- The £11.1 million donation to charity will help vulnerable customers keep their homes warm through energy efficiency advice and improvements.
- Energy-saving measures were not delivered in full by the December 2012 deadline; prolonged bad weather was one of the factors in the delay.
- After the deadline, British Gas insulated more homes than any other supplier, going above and beyond the target and spending £1.1bn.
British Gas has agreed to pay £11.1 million to benefit vulnerable customers after failing to deliver energy efficiency measures under Carbon Emissions Reductions Target (CERT) and Community Energy Saving Programme (CESP) by the 31 December 2012 deadline.
Through these schemes, British Gas invested £1.1bn in over 20 million energy efficiency measures to improve homes and reduce energy bills. After the deadline, British Gas delivered more measures than required, benefiting vulnerable customers with an additional £110m savings on energy bills.
As the largest energy supplier in the UK, British Gas delivers more energy efficiency improvements to Britain's homes than any other company. In the last 5 years it has insulated more than 2.5 million homes.
The £11.1 million will be donated to charity, to help vulnerable people with energy costs and energy efficiency improvements.
Claire Miles, Managing Director of British Gas New Energy, said,
“We’re hugely committed to the success of our energy efficiency programmes and are sorry that we missed the December 2012 deadline. However, we’re pleased that in the end we managed to help more vulnerable people under this scheme than was required. The donation we’re making will further help those struggling to keep their homes warm.
“We take our responsibilities to our customers very seriously and do all we can to help them keep their bills as low as possible. Providing free insulation is a big part of that, as well as giving our customers ways to manage and understand their energy use through smart meters and other new technologies.”
British Gas delivered the total targeted carbon savings required under the CERT scheme in February 2013 – seven weeks after the 31 December 2012 deadline.
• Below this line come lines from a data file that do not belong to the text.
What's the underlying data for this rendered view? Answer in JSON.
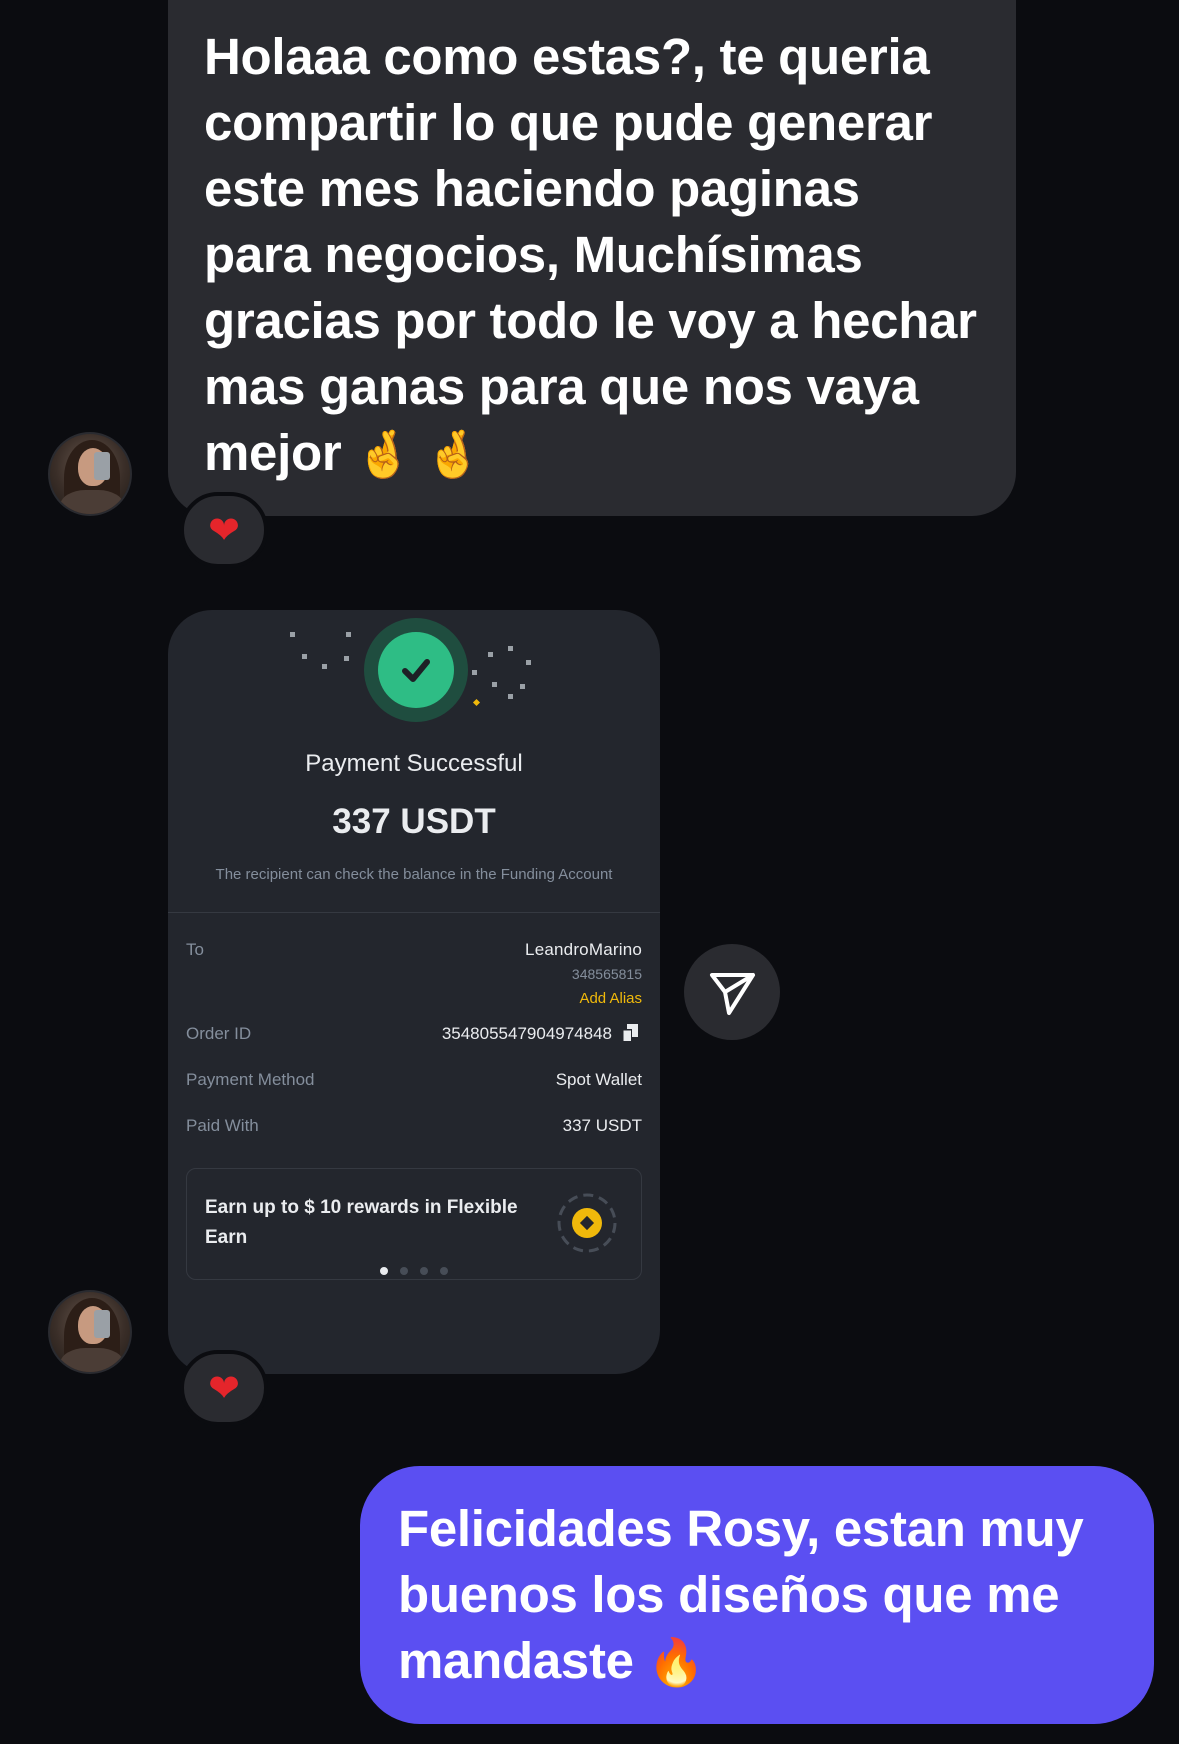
{
  "messages": {
    "incoming_text": "Holaaa como estas?, te queria compartir lo que pude generar este mes haciendo paginas para negocios, Muchísimas gracias por todo le voy a hechar mas ganas para que nos vaya mejor",
    "incoming_emoji": "🤞 🤞",
    "outgoing_text": "Felicidades Rosy, estan muy buenos los diseños que me mandaste",
    "outgoing_emoji": "🔥",
    "reaction_1": "❤",
    "reaction_2": "❤"
  },
  "payment_card": {
    "title": "Payment Successful",
    "amount": "337 USDT",
    "note": "The recipient can check the balance in the Funding Account",
    "to_label": "To",
    "to_name": "LeandroMarino",
    "to_id": "348565815",
    "add_alias": "Add Alias",
    "order_id_label": "Order ID",
    "order_id": "354805547904974848",
    "payment_method_label": "Payment Method",
    "payment_method": "Spot Wallet",
    "paid_with_label": "Paid With",
    "paid_with": "337 USDT",
    "promo_text": "Earn up to $ 10 rewards in Flexible Earn",
    "pager_pages": 4,
    "pager_active": 1
  },
  "icons": {
    "success": "checkmark-icon",
    "copy": "copy-icon",
    "promo": "coin-icon",
    "share": "send-icon",
    "reaction": "heart-icon",
    "avatar": "profile-avatar"
  },
  "colors": {
    "background": "#0b0c10",
    "incoming_bubble": "#2a2b30",
    "outgoing_bubble": "#5b4ff2",
    "card_background": "#23262d",
    "success_green": "#2ebd85",
    "accent_yellow": "#f0b90b"
  }
}
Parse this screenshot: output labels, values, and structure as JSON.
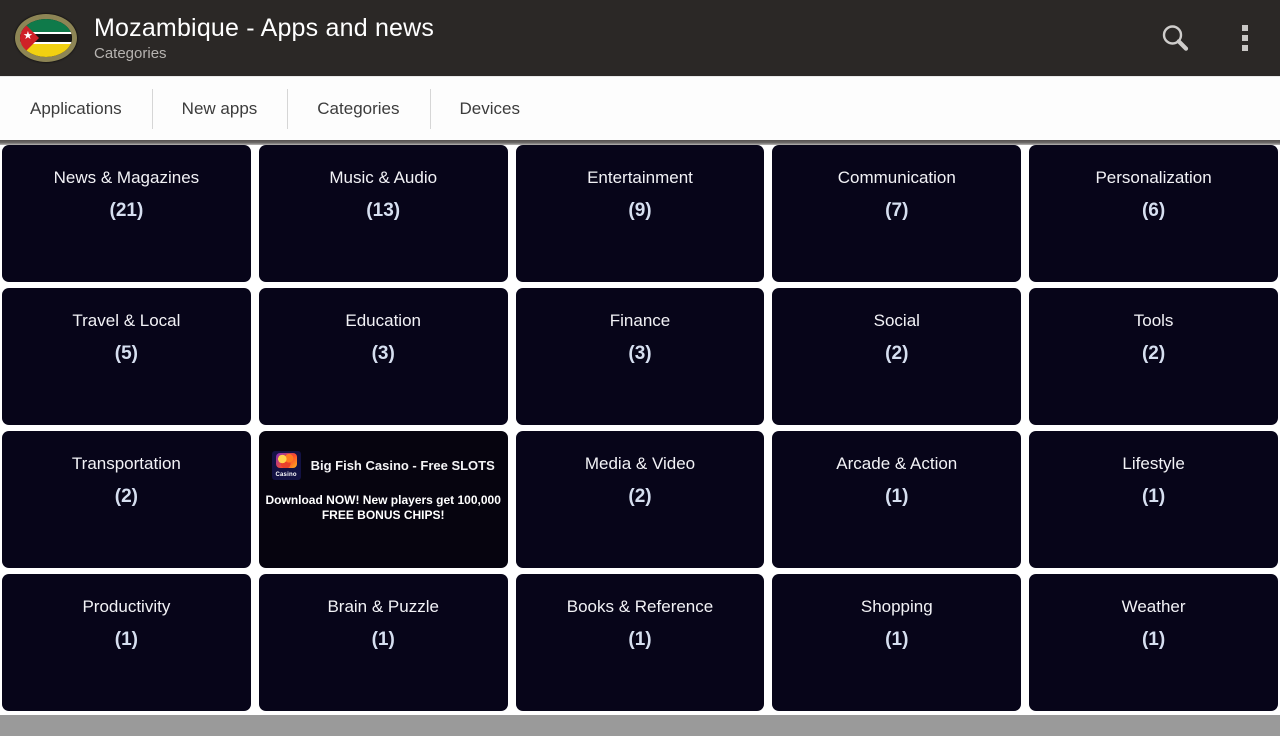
{
  "appbar": {
    "icon_name": "mozambique-flag-icon",
    "title": "Mozambique - Apps and news",
    "subtitle": "Categories",
    "search_icon": "search-icon",
    "overflow_icon": "overflow-menu-icon"
  },
  "tabs": [
    {
      "label": "Applications"
    },
    {
      "label": "New apps"
    },
    {
      "label": "Categories"
    },
    {
      "label": "Devices"
    }
  ],
  "colors": {
    "appbar_bg": "#2b2826",
    "tile_bg": "#070519",
    "tile_text": "#f2f2f6",
    "count_text": "#d6dff0",
    "tab_text": "#3c3c3c",
    "bottom_bar": "#9a9a9a"
  },
  "grid": {
    "tiles": [
      {
        "type": "category",
        "name": "News & Magazines",
        "count": "(21)"
      },
      {
        "type": "category",
        "name": "Music & Audio",
        "count": "(13)"
      },
      {
        "type": "category",
        "name": "Entertainment",
        "count": "(9)"
      },
      {
        "type": "category",
        "name": "Communication",
        "count": "(7)"
      },
      {
        "type": "category",
        "name": "Personalization",
        "count": "(6)"
      },
      {
        "type": "category",
        "name": "Travel & Local",
        "count": "(5)"
      },
      {
        "type": "category",
        "name": "Education",
        "count": "(3)"
      },
      {
        "type": "category",
        "name": "Finance",
        "count": "(3)"
      },
      {
        "type": "category",
        "name": "Social",
        "count": "(2)"
      },
      {
        "type": "category",
        "name": "Tools",
        "count": "(2)"
      },
      {
        "type": "category",
        "name": "Transportation",
        "count": "(2)"
      },
      {
        "type": "ad",
        "ad_title": "Big Fish Casino - Free SLOTS",
        "ad_body": "Download NOW! New players get 100,000 FREE BONUS CHIPS!",
        "ad_icon": "big-fish-casino-icon"
      },
      {
        "type": "category",
        "name": "Media & Video",
        "count": "(2)"
      },
      {
        "type": "category",
        "name": "Arcade & Action",
        "count": "(1)"
      },
      {
        "type": "category",
        "name": "Lifestyle",
        "count": "(1)"
      },
      {
        "type": "category",
        "name": "Productivity",
        "count": "(1)"
      },
      {
        "type": "category",
        "name": "Brain & Puzzle",
        "count": "(1)"
      },
      {
        "type": "category",
        "name": "Books & Reference",
        "count": "(1)"
      },
      {
        "type": "category",
        "name": "Shopping",
        "count": "(1)"
      },
      {
        "type": "category",
        "name": "Weather",
        "count": "(1)"
      }
    ]
  }
}
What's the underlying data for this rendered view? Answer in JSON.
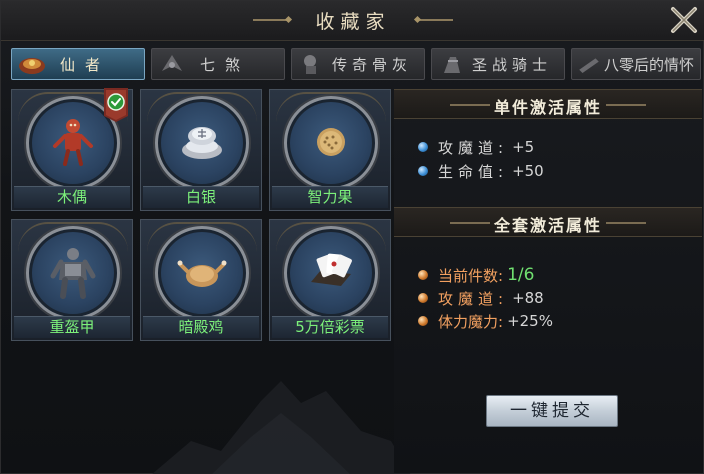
{
  "window": {
    "title": "收藏家"
  },
  "tabs": [
    {
      "label": "仙者",
      "icon": "immortal-tab-icon",
      "active": true
    },
    {
      "label": "七煞",
      "icon": "seven-demons-tab-icon",
      "active": false
    },
    {
      "label": "传奇骨灰",
      "icon": "legend-ashes-tab-icon",
      "active": false
    },
    {
      "label": "圣战骑士",
      "icon": "crusader-knight-tab-icon",
      "active": false
    },
    {
      "label": "八零后的情怀",
      "icon": "post80s-nostalgia-tab-icon",
      "active": false
    }
  ],
  "items": [
    {
      "label": "木偶",
      "icon": "puppet-icon",
      "collected": true
    },
    {
      "label": "白银",
      "icon": "silver-ingot-icon",
      "collected": false
    },
    {
      "label": "智力果",
      "icon": "wisdom-fruit-icon",
      "collected": false
    },
    {
      "label": "重盔甲",
      "icon": "heavy-armor-icon",
      "collected": false
    },
    {
      "label": "暗殿鸡",
      "icon": "dark-hall-chicken-icon",
      "collected": false
    },
    {
      "label": "5万倍彩票",
      "icon": "lottery-ticket-icon",
      "collected": false
    }
  ],
  "single_set": {
    "title": "单件激活属性",
    "attrs": [
      {
        "key": "攻魔道:",
        "value": "+5"
      },
      {
        "key": "生命值:",
        "value": "+50"
      }
    ]
  },
  "full_set": {
    "title": "全套激活属性",
    "progress_label": "当前件数:",
    "progress_value": "1/6",
    "attrs": [
      {
        "key": "攻魔道:",
        "value": "+88"
      },
      {
        "key": "体力魔力:",
        "value": "+25%"
      }
    ]
  },
  "submit_label": "一键提交",
  "colors": {
    "item_label": "#7cf07a",
    "progress_green": "#70e070",
    "orange_key": "#f2a060",
    "active_tab": "#3f6b86"
  }
}
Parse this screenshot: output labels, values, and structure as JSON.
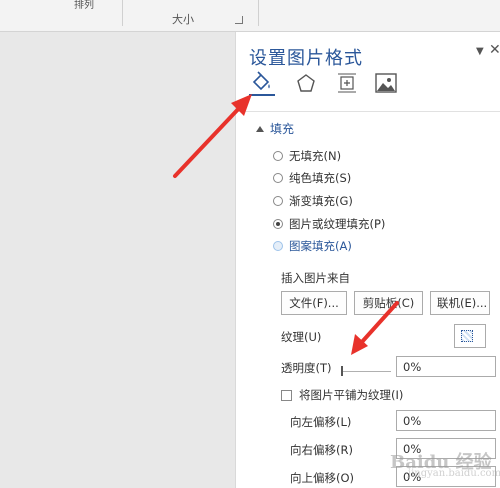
{
  "ribbon": {
    "top_fragment": "排列",
    "size_group_label": "大小"
  },
  "pane": {
    "title": "设置图片格式",
    "menu_icon": "dropdown-arrow",
    "close_icon": "close",
    "tabs": [
      {
        "name": "fill-line",
        "icon": "paint-bucket-icon",
        "active": true
      },
      {
        "name": "effects",
        "icon": "pentagon-icon",
        "active": false
      },
      {
        "name": "size-properties",
        "icon": "size-layout-icon",
        "active": false
      },
      {
        "name": "picture",
        "icon": "picture-icon",
        "active": false
      }
    ],
    "accent_color": "#2b579a"
  },
  "fill": {
    "section_title": "填充",
    "options": [
      {
        "label": "无填充(N)",
        "checked": false
      },
      {
        "label": "纯色填充(S)",
        "checked": false
      },
      {
        "label": "渐变填充(G)",
        "checked": false
      },
      {
        "label": "图片或纹理填充(P)",
        "checked": true
      },
      {
        "label": "图案填充(A)",
        "checked": false
      }
    ],
    "insert_from_label": "插入图片来自",
    "file_button": "文件(F)...",
    "clipboard_button": "剪贴板(C)",
    "online_button": "联机(E)...",
    "texture_label": "纹理(U)",
    "transparency_label": "透明度(T)",
    "transparency_value": "0%",
    "transparency_level": 0,
    "tile_checkbox_label": "将图片平铺为纹理(I)",
    "tile_checked": false,
    "offset_left_label": "向左偏移(L)",
    "offset_left_value": "0%",
    "offset_right_label": "向右偏移(R)",
    "offset_right_value": "0%",
    "offset_top_label": "向上偏移(O)",
    "offset_top_value": "0%"
  },
  "annotation": {
    "arrow_color": "#e8322b"
  },
  "watermark": {
    "brand": "Baidu 经验",
    "sub": "jingyan.baidu.com"
  }
}
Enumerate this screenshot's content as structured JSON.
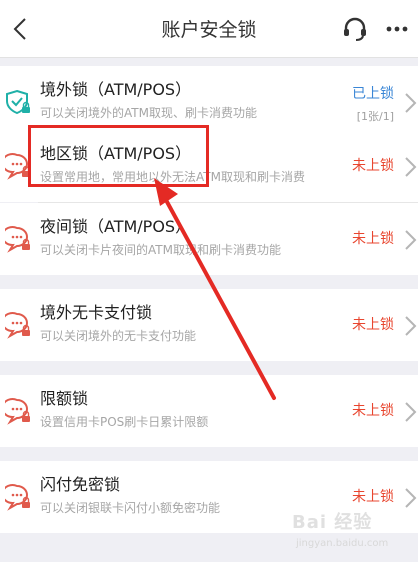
{
  "header": {
    "title": "账户安全锁",
    "back_icon": "chevron-left-icon",
    "support_icon": "headset-icon",
    "more_icon": "more-dots-icon"
  },
  "colors": {
    "enabled": "#3a86d6",
    "disabled": "#e8462f",
    "icon_enabled": "#1fb0a8",
    "icon_disabled": "#e05a4c",
    "annotation": "#e42a24"
  },
  "rows": [
    {
      "label": "境外锁（ATM/POS）",
      "desc": "可以关闭境外的ATM取现、刷卡消费功能",
      "status": "已上锁",
      "count": "[1张/1]",
      "icon": "shield-lock-icon"
    },
    {
      "label": "地区锁（ATM/POS）",
      "desc": "设置常用地，常用地以外无法ATM取现和刷卡消费",
      "status": "未上锁",
      "icon": "chat-lock-icon"
    },
    {
      "label": "夜间锁（ATM/POS）",
      "desc": "可以关闭卡片夜间的ATM取现和刷卡消费功能",
      "status": "未上锁",
      "icon": "chat-lock-icon"
    },
    {
      "label": "境外无卡支付锁",
      "desc": "可以关闭境外的无卡支付功能",
      "status": "未上锁",
      "icon": "chat-lock-icon"
    },
    {
      "label": "限额锁",
      "desc": "设置信用卡POS刷卡日累计限额",
      "status": "未上锁",
      "icon": "chat-lock-icon"
    },
    {
      "label": "闪付免密锁",
      "desc": "可以关闭银联卡闪付小额免密功能",
      "status": "未上锁",
      "icon": "chat-lock-icon"
    }
  ],
  "watermark": {
    "text": "Bai 经验",
    "sub": "jingyan.baidu.com"
  }
}
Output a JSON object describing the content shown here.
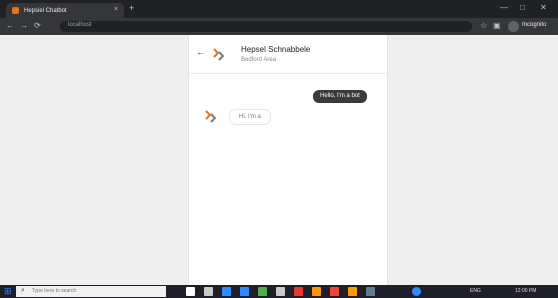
{
  "browser": {
    "tab_title": "Hepsiel Chatbot",
    "new_tab": "+",
    "tab_close": "×",
    "window_minimize": "—",
    "window_maximize": "□",
    "window_close": "✕",
    "url": "localhost",
    "incognito_label": "Incognito",
    "back": "←",
    "forward": "→",
    "reload": "⟳"
  },
  "chat": {
    "back_icon": "←",
    "title": "Hepsel Schnabbele",
    "subtitle": "Bedford Area",
    "messages": [
      {
        "sender": "user",
        "text": "Hello, I'm a bot"
      },
      {
        "sender": "bot",
        "text": "Hi, I'm a"
      }
    ]
  },
  "taskbar": {
    "search_placeholder": "Type here to search",
    "time": "12:00 PM",
    "tray_label": "ENG"
  },
  "colors": {
    "logo_orange": "#e9711c",
    "logo_grey": "#7b7b7b",
    "dark_bubble": "#3a3a3a"
  }
}
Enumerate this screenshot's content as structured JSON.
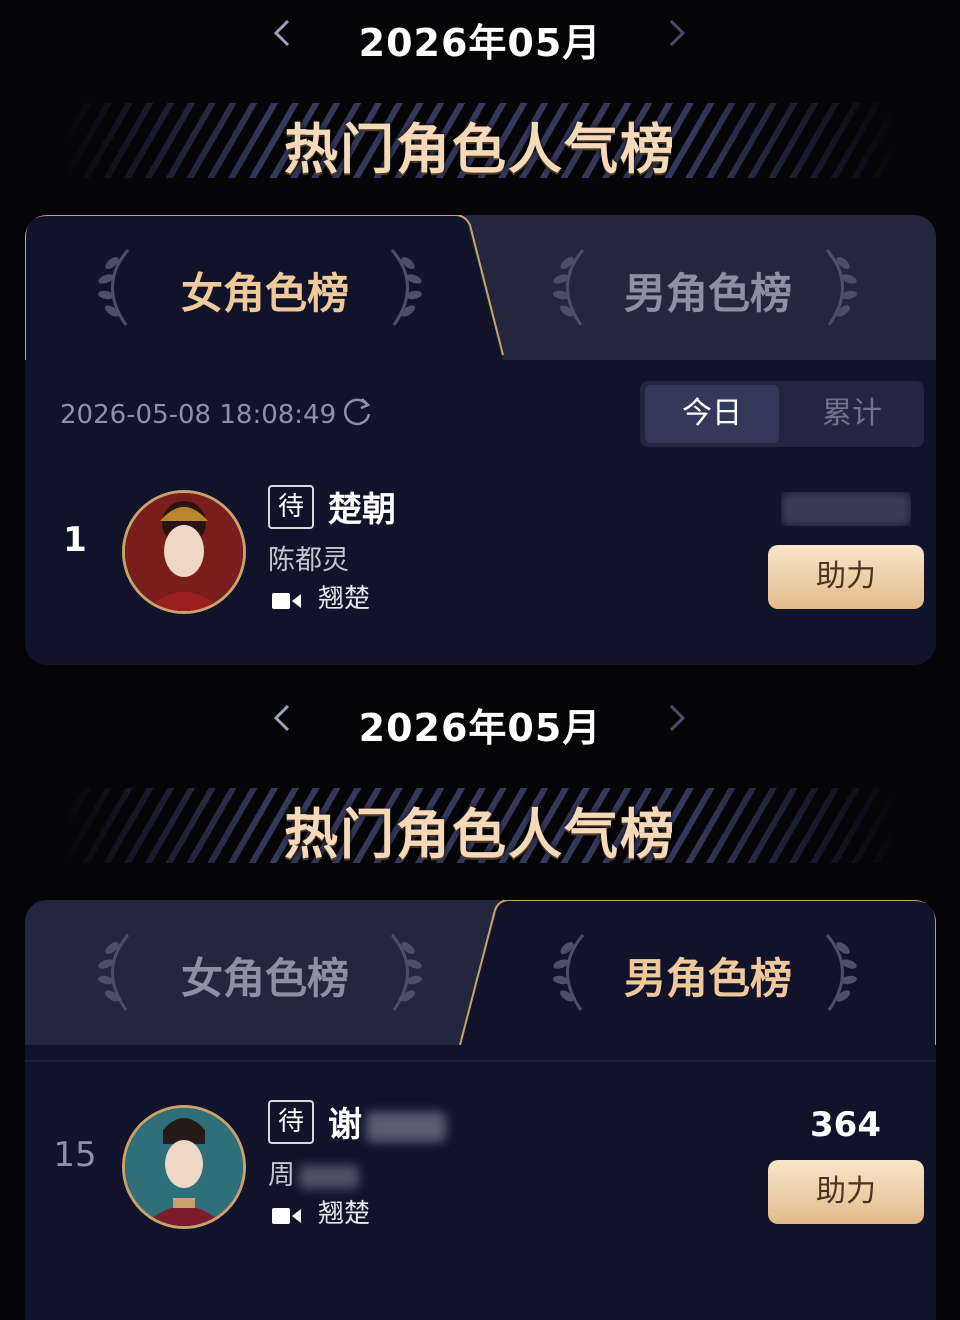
{
  "section_one": {
    "month_label": "2026年05月",
    "banner_title": "热门角色人气榜",
    "tabs": [
      {
        "label": "女角色榜",
        "active": true
      },
      {
        "label": "男角色榜",
        "active": false
      }
    ],
    "timestamp": "2026-05-08 18:08:49",
    "period_toggle": [
      {
        "label": "今日",
        "selected": true
      },
      {
        "label": "累计",
        "selected": false
      }
    ],
    "entry": {
      "rank": "1",
      "status_badge": "待",
      "character_name": "楚朝",
      "actor_name": "陈都灵",
      "drama_name": "翘楚",
      "votes_obscured": "",
      "boost_label": "助力"
    }
  },
  "section_two": {
    "month_label": "2026年05月",
    "banner_title": "热门角色人气榜",
    "tabs": [
      {
        "label": "女角色榜",
        "active": false
      },
      {
        "label": "男角色榜",
        "active": true
      }
    ],
    "entry": {
      "rank": "15",
      "status_badge": "待",
      "character_name": "谢",
      "actor_name": "周",
      "drama_name": "翘楚",
      "votes": "364",
      "boost_label": "助力"
    }
  },
  "colors": {
    "background": "#050508",
    "card": "#11132a",
    "tab_inactive": "#23263d",
    "gold_text": "#f0c99a",
    "boost_button": "#e8c497"
  },
  "icons": [
    "chevron-left-icon",
    "chevron-right-icon",
    "laurel-wreath-icon",
    "refresh-icon",
    "video-camera-icon"
  ]
}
Under the CESP scheme, British Gas focused on homes in 318 low-income communities with benefits such as solid wall insulation. Among other factors, poor weather conditions contributed to British Gas’s failure to meet the statutory deadline. Solid wall insulation cannot be installed in temperatures below 5 degrees so work was delayed due to prolonged cold temperatures while long periods of wet and windy weather meant work could not be carried out safely. British Gas completed the work by August 2013.
British Gas is committed to energy efficiency and is on schedule to meet its Energy Company Obligation targets ahead of the deadline. British Gas expects to help 1.2 million homes under the ECO programme. The 144,000 measures we installed in 2013 will cut heating costs by more than £950m for vulnerable customers.
Notes to editors
British Gas and Ofgem are currently considering how best to ensure the money benefits vulnerable consumers. One option is via theBritish Gas Energy Trust (BGET). This would be subject to formal agreement with BGET’s Board of Trustees.
The Trust provides grants and assistance to clear energy debts, for energy efficiency measures and to repair or replace essential household items such as energy efficient boilers, fridges and washing machines.
Although the Trust is fully funded by British Gas, people don’t need to be British Gas customers to be eligible for support.
British Gas invested £18m in 2013 in the British Gas Energy Trust, providing 11,771 grants and funding 15 Energy Debt Advice Centres, with services delivered alongside key partners like Citizens Advice and Shelter.
The £11.1m payment will be focused on vulnerable customers, providing help with energy costs and energy efficiency improvements.
Enquiries: British Gas Press Office 0800 107 7015